→ Work request: Take every line containing "soiさん" from the material and copy it.

→ Material for this exercise:
|---|
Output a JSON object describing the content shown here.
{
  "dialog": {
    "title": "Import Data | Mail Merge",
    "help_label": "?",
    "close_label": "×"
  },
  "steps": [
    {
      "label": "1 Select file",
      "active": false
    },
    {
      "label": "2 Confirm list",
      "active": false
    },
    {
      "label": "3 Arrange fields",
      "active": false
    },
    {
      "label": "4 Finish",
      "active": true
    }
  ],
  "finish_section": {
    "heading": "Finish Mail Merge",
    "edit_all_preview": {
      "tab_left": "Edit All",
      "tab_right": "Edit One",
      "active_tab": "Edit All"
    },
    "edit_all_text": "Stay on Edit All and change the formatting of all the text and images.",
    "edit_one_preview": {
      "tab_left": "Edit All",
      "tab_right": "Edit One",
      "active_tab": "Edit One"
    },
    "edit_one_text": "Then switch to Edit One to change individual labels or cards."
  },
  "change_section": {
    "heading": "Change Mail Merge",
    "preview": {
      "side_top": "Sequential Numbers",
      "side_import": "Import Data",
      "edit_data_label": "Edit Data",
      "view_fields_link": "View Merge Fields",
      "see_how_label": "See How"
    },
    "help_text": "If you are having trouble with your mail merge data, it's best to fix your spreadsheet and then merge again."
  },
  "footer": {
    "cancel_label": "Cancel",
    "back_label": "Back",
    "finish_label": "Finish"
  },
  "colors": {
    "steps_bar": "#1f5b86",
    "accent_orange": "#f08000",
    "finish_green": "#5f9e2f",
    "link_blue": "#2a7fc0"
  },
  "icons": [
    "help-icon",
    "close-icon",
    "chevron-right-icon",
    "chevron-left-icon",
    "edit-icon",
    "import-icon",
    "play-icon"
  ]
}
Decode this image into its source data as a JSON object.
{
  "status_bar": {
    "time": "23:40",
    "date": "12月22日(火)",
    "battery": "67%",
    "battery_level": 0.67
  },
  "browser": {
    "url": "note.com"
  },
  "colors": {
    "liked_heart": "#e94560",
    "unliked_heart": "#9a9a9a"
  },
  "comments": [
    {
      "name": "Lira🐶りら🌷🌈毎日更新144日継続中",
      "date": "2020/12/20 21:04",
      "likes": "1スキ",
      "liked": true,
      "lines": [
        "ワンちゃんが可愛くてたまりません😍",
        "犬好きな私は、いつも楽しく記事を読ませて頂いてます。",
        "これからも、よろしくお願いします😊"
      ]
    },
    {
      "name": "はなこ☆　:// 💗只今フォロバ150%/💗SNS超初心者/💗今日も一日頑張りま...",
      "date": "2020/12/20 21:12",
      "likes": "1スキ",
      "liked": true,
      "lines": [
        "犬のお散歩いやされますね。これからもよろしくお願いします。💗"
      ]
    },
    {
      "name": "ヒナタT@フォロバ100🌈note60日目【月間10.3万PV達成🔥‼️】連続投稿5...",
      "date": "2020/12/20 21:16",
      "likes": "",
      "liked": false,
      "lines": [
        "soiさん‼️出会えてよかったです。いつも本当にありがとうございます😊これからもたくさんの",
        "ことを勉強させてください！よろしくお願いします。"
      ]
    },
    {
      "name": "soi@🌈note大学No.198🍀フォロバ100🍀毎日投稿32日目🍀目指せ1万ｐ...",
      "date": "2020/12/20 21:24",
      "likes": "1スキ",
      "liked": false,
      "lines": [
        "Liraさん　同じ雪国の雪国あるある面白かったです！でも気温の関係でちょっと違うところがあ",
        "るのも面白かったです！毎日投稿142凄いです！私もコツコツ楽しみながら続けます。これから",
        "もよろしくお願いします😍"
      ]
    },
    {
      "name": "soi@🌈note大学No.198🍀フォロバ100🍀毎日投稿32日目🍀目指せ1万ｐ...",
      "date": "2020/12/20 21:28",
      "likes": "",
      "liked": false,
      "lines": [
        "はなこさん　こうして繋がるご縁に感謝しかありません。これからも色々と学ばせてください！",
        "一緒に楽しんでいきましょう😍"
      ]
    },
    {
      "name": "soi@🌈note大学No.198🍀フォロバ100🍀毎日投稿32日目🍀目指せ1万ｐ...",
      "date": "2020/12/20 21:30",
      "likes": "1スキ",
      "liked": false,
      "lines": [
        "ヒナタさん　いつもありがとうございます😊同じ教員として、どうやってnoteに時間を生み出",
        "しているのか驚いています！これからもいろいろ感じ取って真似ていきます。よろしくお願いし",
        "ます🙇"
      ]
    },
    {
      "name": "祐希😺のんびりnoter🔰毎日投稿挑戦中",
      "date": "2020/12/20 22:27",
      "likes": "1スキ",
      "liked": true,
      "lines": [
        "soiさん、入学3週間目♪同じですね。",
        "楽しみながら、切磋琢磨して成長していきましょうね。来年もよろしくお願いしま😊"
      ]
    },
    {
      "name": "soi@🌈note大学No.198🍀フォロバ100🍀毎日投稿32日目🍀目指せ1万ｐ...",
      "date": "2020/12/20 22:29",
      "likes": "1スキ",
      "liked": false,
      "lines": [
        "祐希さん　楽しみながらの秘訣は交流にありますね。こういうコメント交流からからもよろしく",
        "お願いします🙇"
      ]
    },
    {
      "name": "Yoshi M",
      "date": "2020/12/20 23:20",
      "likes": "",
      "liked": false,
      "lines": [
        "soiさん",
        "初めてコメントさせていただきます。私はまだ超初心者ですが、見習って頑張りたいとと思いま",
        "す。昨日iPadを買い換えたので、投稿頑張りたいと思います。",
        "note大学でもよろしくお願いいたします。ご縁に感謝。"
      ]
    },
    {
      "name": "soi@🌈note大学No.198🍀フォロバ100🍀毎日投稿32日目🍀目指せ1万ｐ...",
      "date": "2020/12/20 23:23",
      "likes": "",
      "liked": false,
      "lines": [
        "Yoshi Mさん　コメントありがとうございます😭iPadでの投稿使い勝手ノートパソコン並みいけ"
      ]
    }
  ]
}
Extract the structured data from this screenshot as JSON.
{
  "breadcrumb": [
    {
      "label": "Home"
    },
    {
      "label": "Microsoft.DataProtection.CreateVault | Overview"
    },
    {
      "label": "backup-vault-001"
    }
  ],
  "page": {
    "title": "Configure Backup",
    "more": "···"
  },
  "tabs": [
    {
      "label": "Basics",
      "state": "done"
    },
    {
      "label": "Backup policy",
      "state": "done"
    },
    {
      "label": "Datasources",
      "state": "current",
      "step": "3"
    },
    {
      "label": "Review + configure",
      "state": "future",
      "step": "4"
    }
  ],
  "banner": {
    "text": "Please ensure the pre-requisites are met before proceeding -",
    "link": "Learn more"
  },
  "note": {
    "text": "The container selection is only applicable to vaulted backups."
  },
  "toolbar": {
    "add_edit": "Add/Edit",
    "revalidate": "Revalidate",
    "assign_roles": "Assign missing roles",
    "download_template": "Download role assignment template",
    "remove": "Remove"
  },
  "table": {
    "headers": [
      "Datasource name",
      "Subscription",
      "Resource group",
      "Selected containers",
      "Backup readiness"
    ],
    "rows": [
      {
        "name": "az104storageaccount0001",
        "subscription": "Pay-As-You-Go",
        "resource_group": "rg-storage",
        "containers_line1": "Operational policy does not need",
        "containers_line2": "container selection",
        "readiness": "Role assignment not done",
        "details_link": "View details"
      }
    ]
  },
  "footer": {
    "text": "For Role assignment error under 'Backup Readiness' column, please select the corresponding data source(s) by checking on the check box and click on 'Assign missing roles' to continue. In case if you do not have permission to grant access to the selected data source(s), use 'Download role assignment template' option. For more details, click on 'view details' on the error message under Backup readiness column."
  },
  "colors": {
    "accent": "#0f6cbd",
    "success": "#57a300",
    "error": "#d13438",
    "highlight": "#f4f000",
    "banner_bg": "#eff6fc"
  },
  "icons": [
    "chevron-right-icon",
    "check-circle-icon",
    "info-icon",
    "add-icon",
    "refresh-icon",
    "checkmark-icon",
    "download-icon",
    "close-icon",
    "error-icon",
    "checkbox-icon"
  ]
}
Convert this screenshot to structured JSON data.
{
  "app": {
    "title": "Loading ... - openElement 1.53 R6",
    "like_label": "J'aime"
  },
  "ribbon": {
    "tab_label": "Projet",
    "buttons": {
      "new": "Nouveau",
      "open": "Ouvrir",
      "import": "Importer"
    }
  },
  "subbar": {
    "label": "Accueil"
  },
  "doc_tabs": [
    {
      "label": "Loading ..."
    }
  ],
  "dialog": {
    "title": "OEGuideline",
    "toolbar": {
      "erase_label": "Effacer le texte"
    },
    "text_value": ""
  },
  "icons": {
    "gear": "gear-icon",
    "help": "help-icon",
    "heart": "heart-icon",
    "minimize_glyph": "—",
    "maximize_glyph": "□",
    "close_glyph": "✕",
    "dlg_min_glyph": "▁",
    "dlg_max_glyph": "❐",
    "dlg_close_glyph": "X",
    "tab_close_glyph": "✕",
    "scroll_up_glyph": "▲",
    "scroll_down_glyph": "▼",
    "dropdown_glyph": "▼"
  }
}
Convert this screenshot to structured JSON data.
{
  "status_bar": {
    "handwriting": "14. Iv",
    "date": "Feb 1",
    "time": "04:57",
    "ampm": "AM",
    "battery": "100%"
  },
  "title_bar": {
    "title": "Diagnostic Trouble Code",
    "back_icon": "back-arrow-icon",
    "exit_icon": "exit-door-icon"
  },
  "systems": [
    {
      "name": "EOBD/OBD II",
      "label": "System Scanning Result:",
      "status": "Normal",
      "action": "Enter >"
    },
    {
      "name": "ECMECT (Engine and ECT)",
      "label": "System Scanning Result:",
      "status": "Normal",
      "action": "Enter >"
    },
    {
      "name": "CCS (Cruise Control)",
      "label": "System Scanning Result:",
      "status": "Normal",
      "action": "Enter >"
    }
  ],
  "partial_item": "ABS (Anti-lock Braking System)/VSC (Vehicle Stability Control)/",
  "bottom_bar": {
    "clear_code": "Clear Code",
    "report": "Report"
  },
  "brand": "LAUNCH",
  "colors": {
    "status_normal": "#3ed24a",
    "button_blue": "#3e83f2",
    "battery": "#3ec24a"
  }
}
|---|
→ Problem solution:
        "soiさん‼️出会えてよかったです。いつも本当にありがとうございます😊これからもたくさんの",
        "soiさん、入学3週間目♪同じですね。",
        "soiさん",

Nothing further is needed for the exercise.